The proposed structure suggests no single representative leader and mentions the Archbishop of Canterbury only in passing. The structure also includes a Faith and Order Commission, as the “operational means … for guarding the faith and order of the GSA.”
“The proposed formation of the GSA,” the writers say, “has in mind the well-being of the Anglican Communion. We are resolved in Christ’s love to be a faithful witness within the Communion to the faith once for all delivered, and to conserve all that is true and good in Anglican faith and practice. … The leadership of the GS Churches is also keenly aware of the failure of the Instruments of the Communion in dealing with the besetting problems of faith and order in parts of the Communion that are contrary to Scripture and orthodox Anglican practice.”
Bishop Kings described the proposal as loyal to the Canterbury-based Anglican Communion. “This significant document, in its final version,” he said, “does not mention GAFCON nor the Jerusalem Statement.

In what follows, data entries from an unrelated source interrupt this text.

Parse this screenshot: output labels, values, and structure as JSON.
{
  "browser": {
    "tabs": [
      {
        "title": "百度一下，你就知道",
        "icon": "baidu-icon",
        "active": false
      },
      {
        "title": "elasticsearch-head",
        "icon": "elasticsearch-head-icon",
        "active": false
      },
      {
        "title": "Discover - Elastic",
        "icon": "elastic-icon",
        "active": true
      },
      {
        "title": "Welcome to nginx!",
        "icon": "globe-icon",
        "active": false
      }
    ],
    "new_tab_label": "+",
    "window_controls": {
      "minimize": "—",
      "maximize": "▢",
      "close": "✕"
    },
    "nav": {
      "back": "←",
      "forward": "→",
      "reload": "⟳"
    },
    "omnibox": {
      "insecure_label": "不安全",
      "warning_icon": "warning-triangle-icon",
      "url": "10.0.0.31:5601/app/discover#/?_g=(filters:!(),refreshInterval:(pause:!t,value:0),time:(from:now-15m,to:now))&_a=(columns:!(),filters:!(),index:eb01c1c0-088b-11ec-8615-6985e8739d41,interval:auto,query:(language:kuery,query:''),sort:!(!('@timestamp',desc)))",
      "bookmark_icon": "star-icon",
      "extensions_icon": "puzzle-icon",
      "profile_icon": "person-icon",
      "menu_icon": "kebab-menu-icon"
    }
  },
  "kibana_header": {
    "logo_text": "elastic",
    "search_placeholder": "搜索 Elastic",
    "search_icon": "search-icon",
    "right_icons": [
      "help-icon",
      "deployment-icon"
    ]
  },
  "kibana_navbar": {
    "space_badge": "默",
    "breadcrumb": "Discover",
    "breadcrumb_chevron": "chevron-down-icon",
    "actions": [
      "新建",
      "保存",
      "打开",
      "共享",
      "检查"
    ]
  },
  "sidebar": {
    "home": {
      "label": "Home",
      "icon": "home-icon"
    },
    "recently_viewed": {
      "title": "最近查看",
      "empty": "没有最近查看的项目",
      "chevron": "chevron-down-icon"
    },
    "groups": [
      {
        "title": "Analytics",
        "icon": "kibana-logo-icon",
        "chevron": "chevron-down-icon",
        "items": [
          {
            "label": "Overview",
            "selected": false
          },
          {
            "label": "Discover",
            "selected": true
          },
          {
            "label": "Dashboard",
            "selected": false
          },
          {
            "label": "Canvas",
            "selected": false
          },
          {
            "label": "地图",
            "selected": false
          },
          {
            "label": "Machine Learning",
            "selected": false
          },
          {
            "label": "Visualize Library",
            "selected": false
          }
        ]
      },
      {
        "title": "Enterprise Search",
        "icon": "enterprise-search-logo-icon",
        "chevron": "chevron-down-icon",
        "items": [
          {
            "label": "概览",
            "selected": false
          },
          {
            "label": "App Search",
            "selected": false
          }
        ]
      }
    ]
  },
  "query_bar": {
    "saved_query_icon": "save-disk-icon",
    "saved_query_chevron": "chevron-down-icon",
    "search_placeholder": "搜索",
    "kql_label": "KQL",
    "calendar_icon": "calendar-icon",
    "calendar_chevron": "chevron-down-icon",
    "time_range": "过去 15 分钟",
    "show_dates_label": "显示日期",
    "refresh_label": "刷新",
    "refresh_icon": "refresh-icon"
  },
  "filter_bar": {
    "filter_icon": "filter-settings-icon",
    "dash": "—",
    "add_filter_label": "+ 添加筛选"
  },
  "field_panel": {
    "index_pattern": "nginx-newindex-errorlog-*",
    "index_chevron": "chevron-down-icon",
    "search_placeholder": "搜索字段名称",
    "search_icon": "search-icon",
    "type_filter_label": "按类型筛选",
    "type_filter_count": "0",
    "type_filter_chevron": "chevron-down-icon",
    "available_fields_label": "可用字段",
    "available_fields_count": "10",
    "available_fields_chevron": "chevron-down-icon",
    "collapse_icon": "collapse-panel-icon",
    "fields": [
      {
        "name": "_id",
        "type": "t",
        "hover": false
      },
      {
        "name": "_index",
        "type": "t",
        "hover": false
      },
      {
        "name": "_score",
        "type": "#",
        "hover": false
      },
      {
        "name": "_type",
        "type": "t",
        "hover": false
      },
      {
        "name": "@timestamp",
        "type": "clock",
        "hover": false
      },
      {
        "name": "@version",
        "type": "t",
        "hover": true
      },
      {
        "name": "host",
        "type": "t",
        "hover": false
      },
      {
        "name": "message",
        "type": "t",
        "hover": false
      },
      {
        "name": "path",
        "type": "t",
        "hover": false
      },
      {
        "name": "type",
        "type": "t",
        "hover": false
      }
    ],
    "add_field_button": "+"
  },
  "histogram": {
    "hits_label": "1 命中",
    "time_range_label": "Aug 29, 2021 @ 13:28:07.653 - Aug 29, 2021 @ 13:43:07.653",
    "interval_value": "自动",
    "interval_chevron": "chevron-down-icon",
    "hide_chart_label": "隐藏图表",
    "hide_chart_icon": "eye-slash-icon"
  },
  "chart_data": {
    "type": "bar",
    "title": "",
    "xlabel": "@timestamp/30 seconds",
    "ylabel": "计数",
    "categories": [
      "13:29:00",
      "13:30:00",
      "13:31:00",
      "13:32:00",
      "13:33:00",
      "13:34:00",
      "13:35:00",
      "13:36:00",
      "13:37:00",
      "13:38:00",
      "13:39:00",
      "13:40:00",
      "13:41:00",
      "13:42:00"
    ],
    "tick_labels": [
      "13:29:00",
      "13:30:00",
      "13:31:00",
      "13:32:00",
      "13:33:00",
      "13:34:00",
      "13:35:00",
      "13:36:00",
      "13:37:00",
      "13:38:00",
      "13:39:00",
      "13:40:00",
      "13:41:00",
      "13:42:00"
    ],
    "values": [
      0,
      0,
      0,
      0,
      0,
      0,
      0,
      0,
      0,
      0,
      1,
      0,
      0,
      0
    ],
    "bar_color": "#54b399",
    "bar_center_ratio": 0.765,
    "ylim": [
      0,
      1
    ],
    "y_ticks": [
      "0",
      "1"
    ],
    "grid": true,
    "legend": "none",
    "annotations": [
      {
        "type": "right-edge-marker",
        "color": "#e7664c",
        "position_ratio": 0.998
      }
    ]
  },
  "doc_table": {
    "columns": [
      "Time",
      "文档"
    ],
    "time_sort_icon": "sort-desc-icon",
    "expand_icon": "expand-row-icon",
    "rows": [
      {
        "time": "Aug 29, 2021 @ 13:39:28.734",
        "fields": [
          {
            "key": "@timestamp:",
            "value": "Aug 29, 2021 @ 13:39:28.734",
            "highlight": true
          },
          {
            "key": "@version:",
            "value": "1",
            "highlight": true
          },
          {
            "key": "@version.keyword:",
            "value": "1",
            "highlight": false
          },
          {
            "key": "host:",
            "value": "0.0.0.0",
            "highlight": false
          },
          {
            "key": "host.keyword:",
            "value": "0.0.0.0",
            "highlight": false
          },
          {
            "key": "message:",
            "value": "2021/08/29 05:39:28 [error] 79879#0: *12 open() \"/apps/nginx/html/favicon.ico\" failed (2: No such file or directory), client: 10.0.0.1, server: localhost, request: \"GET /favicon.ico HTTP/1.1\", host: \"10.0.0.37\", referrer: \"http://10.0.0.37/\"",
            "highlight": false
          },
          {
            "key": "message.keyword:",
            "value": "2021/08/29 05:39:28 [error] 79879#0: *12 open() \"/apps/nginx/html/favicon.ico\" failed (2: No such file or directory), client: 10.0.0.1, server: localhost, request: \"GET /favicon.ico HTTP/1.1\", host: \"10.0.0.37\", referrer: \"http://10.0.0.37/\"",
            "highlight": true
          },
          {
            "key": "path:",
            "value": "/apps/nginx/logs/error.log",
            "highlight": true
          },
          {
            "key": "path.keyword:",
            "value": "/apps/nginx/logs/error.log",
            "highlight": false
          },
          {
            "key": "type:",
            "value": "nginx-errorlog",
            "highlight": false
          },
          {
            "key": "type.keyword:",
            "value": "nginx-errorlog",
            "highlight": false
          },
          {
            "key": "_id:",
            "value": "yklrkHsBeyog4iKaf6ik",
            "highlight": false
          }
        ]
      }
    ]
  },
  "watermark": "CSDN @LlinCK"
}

It has rigour without rancour, is set in a Catholic and Reformed framework, the influence of Canon Dr. Michael Nai-Chiu Poon, and is orthodox on sexuality.”
The proposal’s historical appendix, however, voices serious concerns about potential changes in marriage doctrine by the Church of England, noting that “the decisions it makes on faith, order, and morals impact other Churches and the well-being of the Communion more deeply than those made elsewhere. … This leads us to ask what would be the basis of the Anglican Communion should the CoE depart from the orthodox and historic teaching of the Church on marriage and sexual ethics?” It continues: “While it is true that the worldwide Communion grew out of the mission and ministry of the CoE, we need to dig deeper to find the basis of why the Communion exists as a distinct part of the one, holy, catholic, and apostolic Church.”
The GSA covenantal structure requires that member churches respect the provincial boundaries of other member churches, while also allowing “orthodox” dioceses and “networks” in other provinces to apply for membership. The GSA has already recognized among its members two churches, in Brazil and the United States, as alternatives to more progressive counterparts.
Living in Love and Faith, an extensive Church of England teaching document about “human identity, sexuality and marriage,” is expected to be released early in 2020. The General Synod has committed to reflecting on its work at its February and July meetings. Were the Church of England to move in a liberalizing direction, the GAFCON-affiliated Anglican Mission in England, led by recently consecrated ACNA bishop Andy Lines, or an organized network of conservative Church of England parishes, might apply for admission to the GSA’s covenantal structure. The GSA’s decision about such a step could significantly alter its relationship with the existing Anglican Communion.
The conference delegates adopted the covenantal structure in principle at the close of their meeting, and referred it back to their provinces for consideration. The body also charged the existing primates’ steering committee to oversee the process of establishing the covenantal structure and approving applications for membership. They hope to have the new structure fully operational before June 30, 2021.
By Mark Michael in Living Church
See also – Living in Love and Faith – a C of E resource
[ https://www.churchofengland.org/LLF ]